  • Siloed management: Independent management of WAN, wired, and wireless networking domains across campus, branch, remote worker and data center locations creates operational complexity and business risk due to: 1) Silos of skills, knowledge and tools for provisioning, monitoring, reporting and troubleshooting, 2) Protracted troubleshooting and remediation, 3) Increased risk of downtime. Over ¾ of organizations use 4 or more tools; with over 25% using more than 11! – and the more tools used, the greater likelihood of service problems or outages.

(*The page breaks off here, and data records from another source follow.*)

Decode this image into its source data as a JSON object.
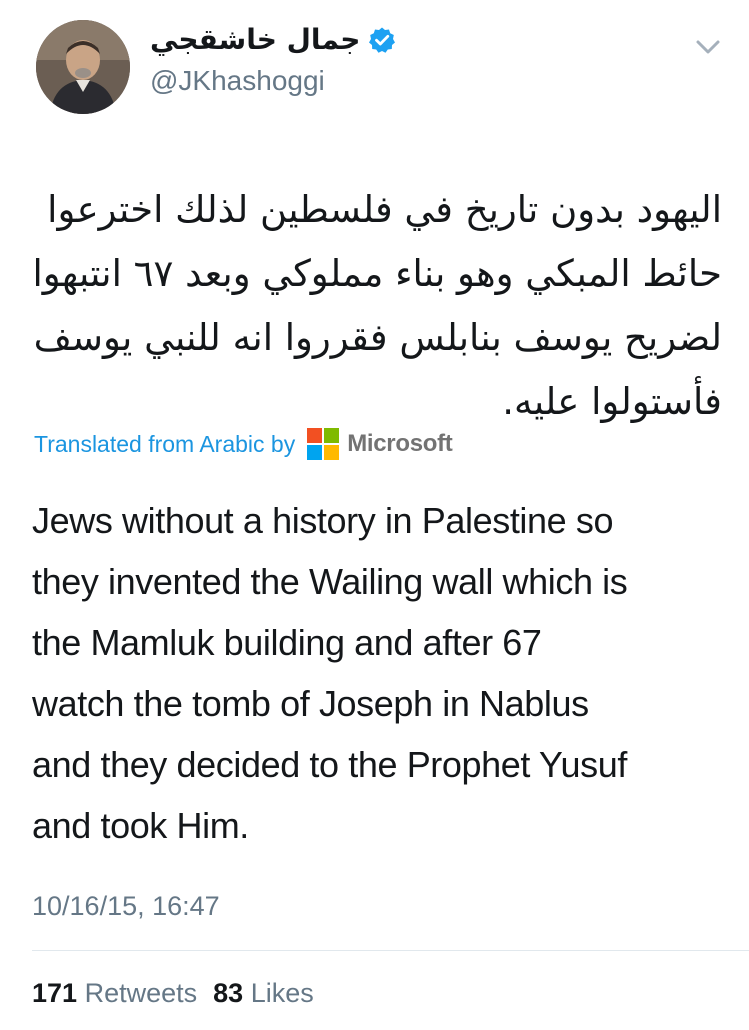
{
  "user": {
    "display_name": "جمال خاشقجي",
    "handle": "@JKhashoggi"
  },
  "icons": {
    "verified": "verified-badge-icon",
    "menu": "chevron-down-icon",
    "translator_logo": "microsoft-logo-icon"
  },
  "tweet": {
    "arabic_lines": [
      "اليهود بدون تاريخ في فلسطين لذلك اخترعوا",
      "حائط المبكي وهو بناء مملوكي وبعد ٦٧ انتبهوا",
      "لضريح يوسف بنابلس فقرروا انه للنبي يوسف",
      "فأستولوا عليه."
    ],
    "translated_label": "Translated from Arabic by",
    "translator_name": "Microsoft",
    "english_lines": [
      "Jews without a history in Palestine so",
      "they invented the Wailing wall which is",
      "the Mamluk building and after 67",
      "watch the tomb of Joseph in Nablus",
      "and they decided to the Prophet Yusuf",
      "and took Him."
    ],
    "timestamp": "10/16/15, 16:47"
  },
  "stats": {
    "retweets_count": "171",
    "retweets_label": "Retweets",
    "likes_count": "83",
    "likes_label": "Likes"
  },
  "colors": {
    "link_blue": "#1b95e0",
    "verified_blue": "#1da1f2",
    "muted_gray": "#657786",
    "ms_red": "#f25022",
    "ms_green": "#7fba00",
    "ms_blue": "#00a4ef",
    "ms_yellow": "#ffb900"
  }
}
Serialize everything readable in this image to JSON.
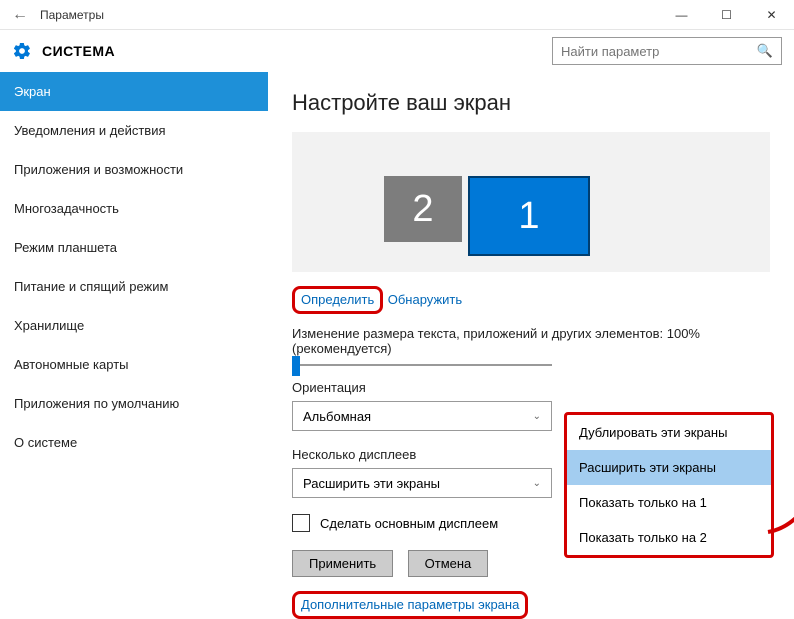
{
  "window": {
    "title": "Параметры"
  },
  "header": {
    "heading": "СИСТЕМА",
    "search_placeholder": "Найти параметр"
  },
  "sidebar": {
    "items": [
      "Экран",
      "Уведомления и действия",
      "Приложения и возможности",
      "Многозадачность",
      "Режим планшета",
      "Питание и спящий режим",
      "Хранилище",
      "Автономные карты",
      "Приложения по умолчанию",
      "О системе"
    ],
    "active_index": 0
  },
  "main": {
    "title": "Настройте ваш экран",
    "monitors": {
      "m2": "2",
      "m1": "1"
    },
    "identify_link": "Определить",
    "detect_link": "Обнаружить",
    "scale_label": "Изменение размера текста, приложений и других элементов: 100% (рекомендуется)",
    "orientation_label": "Ориентация",
    "orientation_value": "Альбомная",
    "multidisplay_label": "Несколько дисплеев",
    "multidisplay_value": "Расширить эти экраны",
    "make_primary": "Сделать основным дисплеем",
    "apply": "Применить",
    "cancel": "Отмена",
    "advanced_link": "Дополнительные параметры экрана"
  },
  "dropdown": {
    "options": [
      "Дублировать эти экраны",
      "Расширить эти экраны",
      "Показать только на 1",
      "Показать только на 2"
    ],
    "selected_index": 1
  }
}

  • Lack of visibility and insights: In these hyper-distributed edge environments, performance issues can pop up anywhere. Unfortunately, IT’s visibility into existing or potential problems continues to diminish as more infrastructure moves outside of their direct control. What information IT can gather from the network via third-party monitoring and reporting tools often isn’t actionable enough—either because data granularity is poor, or because operators must manually correlate using multiple tools to identify the possible root cause. This is particularly problematic at the edge, where there’s often no on-site IT personnel to troubleshoot issues.
  • Highly manual processes: IT must tackle day-to-day network operations AND attempt to ward off performance issues using personal experience, outdated tools and tedious workflows. As workforces continue to become more distributed, zero touch provisioning is critical to setting up and maintaining remote connectivity. According to Gartner, “more than 65% of network operations activities in enterprises are manual.³” and that “automation reduces manual errors by more than 75% while increasing operational efficiencies.⁴” When it comes to Wi-Fi issues, ZK Research finds that 60% of respondents spent 10 hrs / week dedicated to finding and fixing problems, and of those, 60% still use packet capture as their primary troubleshooting tool. Zeus Karravala says, “Packet capture is akin to a data dump, and then someone needs to sift through and analyze the data, which explains why the troubleshooting time is so lengthy.”
  • Security threats are everywhere: New, advanced security threats are emerging every day. In 2019, security breaches increased over 11% from 2018 resulting in 33B records being stolen and is expected to cost businesses $6T⁵ annually by 2021. On average, it takes just 5 minutes for an IoT device to be attacked once it’s connected to the internet. IoT devices aren’t equipped with stringent security measures and are easy for hackers to exploit. Meanwhile, workforce mobility continues to expand the IT perimeter, as employees often access corporate resources on personal devices and public Wi-Fi networks that aren’t inherently secure. Lastly, cloud-destined traffic that goes directly over the Internet is more vulnerable as well—particularly those from shadow IT apps. In the face of these trends, it is clearly becoming untenable for IT to secure environments with traditional methods and tools and existing human resources.
  • Economic and resource headwinds: Adapting to new business and technology requirements is always a challenge for any size organization. Oftentimes, there’s a need for both new equipment purchases and new processes. These challenges are even greater in uncertain economic times where investment capital is scarce and IT resources are stretched.